Back on land, robots prove their might under frigid conditions.
Heavy Lifting in Arctic Conditions
Albertsons, a large grocery chain based in Boise, Idaho, with stores across 35 U.S. states, needed a new automation solution for their cold packaging operation. The palletizing robot would need to satisfy very specific speed, payload, flexibility and footprint requirements. It would also have to withstand arctic-like conditions with food-grade chemical washdowns that could strip paint off a car.
After searching the market, Albertsons chose the KUKA KR QUANTEC PA Arctic robot. The five-axis robot performs palletizing tasks quickly and precisely even in ice cold temperatures as low as -30°C. Thanks to the Arctic design, it needs no protective suit. A narrow base and substantial reach allows for short cycle times and high flexibility when stacking items in frosty environments with limited floor space.
Not too many robots could withstand the rigors of this wet, cold environment for the long haul. Watch this KUKA robot do the bone-chilling, back-breaking work at Albertsons.
Braving at times subzero temperatures and dizzying heights, these transmission line inspection robots ascend hard-to-reach power lines and cover several kilometers a day. In turn, they keep their two-legged coworkers safer and closer to the ground.

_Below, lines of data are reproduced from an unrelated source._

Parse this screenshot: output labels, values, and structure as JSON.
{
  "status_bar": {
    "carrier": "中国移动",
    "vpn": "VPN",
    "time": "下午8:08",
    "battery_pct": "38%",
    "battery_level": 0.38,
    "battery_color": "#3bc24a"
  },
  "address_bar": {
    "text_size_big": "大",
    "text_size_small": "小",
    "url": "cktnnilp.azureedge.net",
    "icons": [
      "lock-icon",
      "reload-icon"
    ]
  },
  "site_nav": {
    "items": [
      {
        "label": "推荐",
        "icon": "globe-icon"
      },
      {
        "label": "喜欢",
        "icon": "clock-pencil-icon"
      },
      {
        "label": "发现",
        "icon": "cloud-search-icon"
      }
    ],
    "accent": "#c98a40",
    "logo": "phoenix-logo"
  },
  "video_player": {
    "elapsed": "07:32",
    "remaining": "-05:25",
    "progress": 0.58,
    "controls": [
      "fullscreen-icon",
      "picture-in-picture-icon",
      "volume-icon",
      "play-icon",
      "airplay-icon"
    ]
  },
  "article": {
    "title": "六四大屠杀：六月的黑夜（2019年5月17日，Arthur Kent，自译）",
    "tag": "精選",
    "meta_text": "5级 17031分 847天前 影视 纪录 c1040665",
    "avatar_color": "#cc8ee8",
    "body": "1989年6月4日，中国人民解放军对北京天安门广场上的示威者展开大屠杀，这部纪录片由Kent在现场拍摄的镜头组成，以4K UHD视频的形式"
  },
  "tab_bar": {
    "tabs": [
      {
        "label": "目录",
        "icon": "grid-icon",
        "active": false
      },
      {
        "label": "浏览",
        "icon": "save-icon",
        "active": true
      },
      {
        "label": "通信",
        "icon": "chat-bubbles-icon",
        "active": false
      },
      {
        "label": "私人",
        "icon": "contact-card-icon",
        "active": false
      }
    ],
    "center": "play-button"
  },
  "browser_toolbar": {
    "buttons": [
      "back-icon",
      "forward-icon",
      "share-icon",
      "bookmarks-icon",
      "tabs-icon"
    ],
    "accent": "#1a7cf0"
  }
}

It’s not only the large industrial robotic systems or special-purpose robots like these search-and-rescue snakebots at Carnegie Mellon that can weather extreme environments. Collaborative robots are small but surprisingly mighty. Watch this Universal Robots cobot withstand high temperatures and a harsh environment while performing HVOF and plasma spray processes at an FAA Repair Station.
So give us your grueling, your hazardous, your toxic tasks. Your harshest of extremes. Those too hot to touch, and too cold to master. Where humans face great risk and flirt with danger. Free them from crushing weights and perilous heights. For we fear not noxious fumes, vapors and disaster sites. Robots rush in where others dare to tread.
Originally published by RIA via www.robotics.org on 01/25/2019